*** EXTRACTED RECORDS ***

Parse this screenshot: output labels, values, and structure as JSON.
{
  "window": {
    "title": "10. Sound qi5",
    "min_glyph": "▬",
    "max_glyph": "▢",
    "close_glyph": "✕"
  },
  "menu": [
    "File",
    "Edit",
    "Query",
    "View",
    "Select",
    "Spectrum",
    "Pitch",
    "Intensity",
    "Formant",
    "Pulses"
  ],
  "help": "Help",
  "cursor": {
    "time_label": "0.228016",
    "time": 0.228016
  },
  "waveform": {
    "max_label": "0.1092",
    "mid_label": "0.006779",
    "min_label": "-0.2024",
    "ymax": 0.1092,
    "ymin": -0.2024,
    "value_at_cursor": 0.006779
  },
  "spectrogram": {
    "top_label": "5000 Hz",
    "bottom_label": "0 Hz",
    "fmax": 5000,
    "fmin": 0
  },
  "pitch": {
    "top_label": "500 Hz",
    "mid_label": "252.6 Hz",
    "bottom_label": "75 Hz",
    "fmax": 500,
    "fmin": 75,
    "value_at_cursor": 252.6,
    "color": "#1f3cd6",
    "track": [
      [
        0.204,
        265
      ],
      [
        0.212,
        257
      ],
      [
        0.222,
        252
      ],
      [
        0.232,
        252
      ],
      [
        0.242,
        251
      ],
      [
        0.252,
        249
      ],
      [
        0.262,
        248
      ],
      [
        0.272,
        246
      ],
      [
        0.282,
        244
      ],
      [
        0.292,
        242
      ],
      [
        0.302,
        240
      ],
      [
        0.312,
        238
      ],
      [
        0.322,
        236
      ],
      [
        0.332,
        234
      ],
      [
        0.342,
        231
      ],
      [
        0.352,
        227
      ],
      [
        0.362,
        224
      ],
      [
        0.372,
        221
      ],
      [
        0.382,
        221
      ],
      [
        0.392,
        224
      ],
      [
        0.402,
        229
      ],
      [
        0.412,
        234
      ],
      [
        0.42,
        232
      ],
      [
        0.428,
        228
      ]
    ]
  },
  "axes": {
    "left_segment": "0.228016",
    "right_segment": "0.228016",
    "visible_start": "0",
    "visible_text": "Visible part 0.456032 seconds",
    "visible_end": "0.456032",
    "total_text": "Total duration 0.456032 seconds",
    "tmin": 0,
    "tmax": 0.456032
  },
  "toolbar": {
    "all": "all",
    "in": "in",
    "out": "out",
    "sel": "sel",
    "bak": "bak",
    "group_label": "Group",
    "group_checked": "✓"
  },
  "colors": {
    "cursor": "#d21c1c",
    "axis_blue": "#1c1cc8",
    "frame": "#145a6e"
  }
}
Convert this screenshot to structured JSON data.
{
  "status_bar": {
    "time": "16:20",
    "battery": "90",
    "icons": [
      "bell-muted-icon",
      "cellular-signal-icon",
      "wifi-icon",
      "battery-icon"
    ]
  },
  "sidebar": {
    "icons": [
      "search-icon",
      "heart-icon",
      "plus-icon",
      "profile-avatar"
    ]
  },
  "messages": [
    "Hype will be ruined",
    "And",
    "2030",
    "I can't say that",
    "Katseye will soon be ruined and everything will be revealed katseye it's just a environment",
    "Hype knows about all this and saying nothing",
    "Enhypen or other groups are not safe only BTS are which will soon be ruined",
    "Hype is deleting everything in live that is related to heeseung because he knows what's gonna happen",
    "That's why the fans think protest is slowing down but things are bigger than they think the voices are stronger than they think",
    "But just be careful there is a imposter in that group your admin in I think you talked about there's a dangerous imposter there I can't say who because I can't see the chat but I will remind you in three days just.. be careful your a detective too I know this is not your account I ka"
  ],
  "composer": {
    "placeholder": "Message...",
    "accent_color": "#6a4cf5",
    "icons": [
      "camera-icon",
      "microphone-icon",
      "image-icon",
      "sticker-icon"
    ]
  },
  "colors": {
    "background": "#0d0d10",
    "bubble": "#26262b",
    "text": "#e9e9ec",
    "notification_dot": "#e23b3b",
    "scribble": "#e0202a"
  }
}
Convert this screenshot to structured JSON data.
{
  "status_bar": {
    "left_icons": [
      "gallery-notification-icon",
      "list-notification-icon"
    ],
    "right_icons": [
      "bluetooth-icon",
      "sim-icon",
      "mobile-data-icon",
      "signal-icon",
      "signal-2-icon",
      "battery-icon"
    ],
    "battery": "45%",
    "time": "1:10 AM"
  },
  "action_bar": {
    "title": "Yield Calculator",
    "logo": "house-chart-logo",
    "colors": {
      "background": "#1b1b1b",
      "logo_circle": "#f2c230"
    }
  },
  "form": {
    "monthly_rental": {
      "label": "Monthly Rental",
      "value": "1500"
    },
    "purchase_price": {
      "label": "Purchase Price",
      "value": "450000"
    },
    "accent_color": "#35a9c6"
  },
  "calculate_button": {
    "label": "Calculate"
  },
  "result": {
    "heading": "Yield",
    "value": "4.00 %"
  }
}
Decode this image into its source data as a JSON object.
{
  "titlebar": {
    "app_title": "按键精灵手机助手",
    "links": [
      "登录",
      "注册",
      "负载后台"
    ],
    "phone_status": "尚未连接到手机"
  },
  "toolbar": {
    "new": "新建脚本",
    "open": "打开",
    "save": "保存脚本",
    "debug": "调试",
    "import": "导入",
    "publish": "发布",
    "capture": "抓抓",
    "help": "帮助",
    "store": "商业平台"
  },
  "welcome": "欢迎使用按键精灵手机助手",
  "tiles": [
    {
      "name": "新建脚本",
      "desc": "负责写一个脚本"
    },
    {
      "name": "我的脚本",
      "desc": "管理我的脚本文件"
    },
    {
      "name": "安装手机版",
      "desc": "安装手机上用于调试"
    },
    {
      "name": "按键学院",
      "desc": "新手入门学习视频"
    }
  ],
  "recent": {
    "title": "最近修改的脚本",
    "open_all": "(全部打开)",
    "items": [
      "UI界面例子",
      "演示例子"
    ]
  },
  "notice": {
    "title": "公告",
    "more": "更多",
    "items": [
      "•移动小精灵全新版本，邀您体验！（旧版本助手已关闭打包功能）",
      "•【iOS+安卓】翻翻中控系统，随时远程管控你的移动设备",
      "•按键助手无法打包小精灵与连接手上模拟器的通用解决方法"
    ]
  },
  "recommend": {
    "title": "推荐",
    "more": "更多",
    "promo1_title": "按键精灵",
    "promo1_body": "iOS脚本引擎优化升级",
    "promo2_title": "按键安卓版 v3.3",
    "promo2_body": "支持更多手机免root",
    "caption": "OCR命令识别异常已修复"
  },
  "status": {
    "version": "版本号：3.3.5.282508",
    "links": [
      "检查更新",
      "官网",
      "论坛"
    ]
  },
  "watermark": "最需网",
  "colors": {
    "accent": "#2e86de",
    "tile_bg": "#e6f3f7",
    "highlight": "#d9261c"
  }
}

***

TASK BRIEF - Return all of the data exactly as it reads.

THE COMPLETED TASK -
Parse this screenshot: output labels, values, and structure as JSON.
{
  "window": {
    "title": "10. Sound qi5",
    "min_glyph": "▬",
    "max_glyph": "▢",
    "close_glyph": "✕"
  },
  "menu": [
    "File",
    "Edit",
    "Query",
    "View",
    "Select",
    "Spectrum",
    "Pitch",
    "Intensity",
    "Formant",
    "Pulses"
  ],
  "help": "Help",
  "cursor": {
    "time_label": "0.228016",
    "time": 0.228016
  },
  "waveform": {
    "max_label": "0.1092",
    "mid_label": "0.006779",
    "min_label": "-0.2024",
    "ymax": 0.1092,
    "ymin": -0.2024,
    "value_at_cursor": 0.006779
  },
  "spectrogram": {
    "top_label": "5000 Hz",
    "bottom_label": "0 Hz",
    "fmax": 5000,
    "fmin": 0
  },
  "pitch": {
    "top_label": "500 Hz",
    "mid_label": "252.6 Hz",
    "bottom_label": "75 Hz",
    "fmax": 500,
    "fmin": 75,
    "value_at_cursor": 252.6,
    "color": "#1f3cd6",
    "track": [
      [
        0.204,
        265
      ],
      [
        0.212,
        257
      ],
      [
        0.222,
        252
      ],
      [
        0.232,
        252
      ],
      [
        0.242,
        251
      ],
      [
        0.252,
        249
      ],
      [
        0.262,
        248
      ],
      [
        0.272,
        246
      ],
      [
        0.282,
        244
      ],
      [
        0.292,
        242
      ],
      [
        0.302,
        240
      ],
      [
        0.312,
        238
      ],
      [
        0.322,
        236
      ],
      [
        0.332,
        234
      ],
      [
        0.342,
        231
      ],
      [
        0.352,
        227
      ],
      [
        0.362,
        224
      ],
      [
        0.372,
        221
      ],
      [
        0.382,
        221
      ],
      [
        0.392,
        224
      ],
      [
        0.402,
        229
      ],
      [
        0.412,
        234
      ],
      [
        0.42,
        232
      ],
      [
        0.428,
        228
      ]
    ]
  },
  "axes": {
    "left_segment": "0.228016",
    "right_segment": "0.228016",
    "visible_start": "0",
    "visible_text": "Visible part 0.456032 seconds",
    "visible_end": "0.456032",
    "total_text": "Total duration 0.456032 seconds",
    "tmin": 0,
    "tmax": 0.456032
  },
  "toolbar": {
    "all": "all",
    "in": "in",
    "out": "out",
    "sel": "sel",
    "bak": "bak",
    "group_label": "Group",
    "group_checked": "✓"
  },
  "colors": {
    "cursor": "#d21c1c",
    "axis_blue": "#1c1cc8",
    "frame": "#145a6e"
  }
}
Convert this screenshot to structured JSON data.
{
  "status_bar": {
    "time": "16:20",
    "battery": "90",
    "icons": [
      "bell-muted-icon",
      "cellular-signal-icon",
      "wifi-icon",
      "battery-icon"
    ]
  },
  "sidebar": {
    "icons": [
      "search-icon",
      "heart-icon",
      "plus-icon",
      "profile-avatar"
    ]
  },
  "messages": [
    "Hype will be ruined",
    "And",
    "2030",
    "I can't say that",
    "Katseye will soon be ruined and everything will be revealed katseye it's just a environment",
    "Hype knows about all this and saying nothing",
    "Enhypen or other groups are not safe only BTS are which will soon be ruined",
    "Hype is deleting everything in live that is related to heeseung because he knows what's gonna happen",
    "That's why the fans think protest is slowing down but things are bigger than they think the voices are stronger than they think",
    "But just be careful there is a imposter in that group your admin in I think you talked about there's a dangerous imposter there I can't say who because I can't see the chat but I will remind you in three days just.. be careful your a detective too I know this is not your account I ka"
  ],
  "composer": {
    "placeholder": "Message...",
    "accent_color": "#6a4cf5",
    "icons": [
      "camera-icon",
      "microphone-icon",
      "image-icon",
      "sticker-icon"
    ]
  },
  "colors": {
    "background": "#0d0d10",
    "bubble": "#26262b",
    "text": "#e9e9ec",
    "notification_dot": "#e23b3b",
    "scribble": "#e0202a"
  }
}
Convert this screenshot to structured JSON data.
{
  "status_bar": {
    "left_icons": [
      "gallery-notification-icon",
      "list-notification-icon"
    ],
    "right_icons": [
      "bluetooth-icon",
      "sim-icon",
      "mobile-data-icon",
      "signal-icon",
      "signal-2-icon",
      "battery-icon"
    ],
    "battery": "45%",
    "time": "1:10 AM"
  },
  "action_bar": {
    "title": "Yield Calculator",
    "logo": "house-chart-logo",
    "colors": {
      "background": "#1b1b1b",
      "logo_circle": "#f2c230"
    }
  },
  "form": {
    "monthly_rental": {
      "label": "Monthly Rental",
      "value": "1500"
    },
    "purchase_price": {
      "label": "Purchase Price",
      "value": "450000"
    },
    "accent_color": "#35a9c6"
  },
  "calculate_button": {
    "label": "Calculate"
  },
  "result": {
    "heading": "Yield",
    "value": "4.00 %"
  }
}
Decode this image into its source data as a JSON object.
{
  "titlebar": {
    "app_title": "按键精灵手机助手",
    "links": [
      "登录",
      "注册",
      "负载后台"
    ],
    "phone_status": "尚未连接到手机"
  },
  "toolbar": {
    "new": "新建脚本",
    "open": "打开",
    "save": "保存脚本",
    "debug": "调试",
    "import": "导入",
    "publish": "发布",
    "capture": "抓抓",
    "help": "帮助",
    "store": "商业平台"
  },
  "welcome": "欢迎使用按键精灵手机助手",
  "tiles": [
    {
      "name": "新建脚本",
      "desc": "负责写一个脚本"
    },
    {
      "name": "我的脚本",
      "desc": "管理我的脚本文件"
    },
    {
      "name": "安装手机版",
      "desc": "安装手机上用于调试"
    },
    {
      "name": "按键学院",
      "desc": "新手入门学习视频"
    }
  ],
  "recent": {
    "title": "最近修改的脚本",
    "open_all": "(全部打开)",
    "items": [
      "UI界面例子",
      "演示例子"
    ]
  },
  "notice": {
    "title": "公告",
    "more": "更多",
    "items": [
      "•移动小精灵全新版本，邀您体验！（旧版本助手已关闭打包功能）",
      "•【iOS+安卓】翻翻中控系统，随时远程管控你的移动设备",
      "•按键助手无法打包小精灵与连接手上模拟器的通用解决方法"
    ]
  },
  "recommend": {
    "title": "推荐",
    "more": "更多",
    "promo1_title": "按键精灵",
    "promo1_body": "iOS脚本引擎优化升级",
    "promo2_title": "按键安卓版 v3.3",
    "promo2_body": "支持更多手机免root",
    "caption": "OCR命令识别异常已修复"
  },
  "status": {
    "version": "版本号：3.3.5.282508",
    "links": [
      "检查更新",
      "官网",
      "论坛"
    ]
  },
  "watermark": "最需网",
  "colors": {
    "accent": "#2e86de",
    "tile_bg": "#e6f3f7",
    "highlight": "#d9261c"
  }
}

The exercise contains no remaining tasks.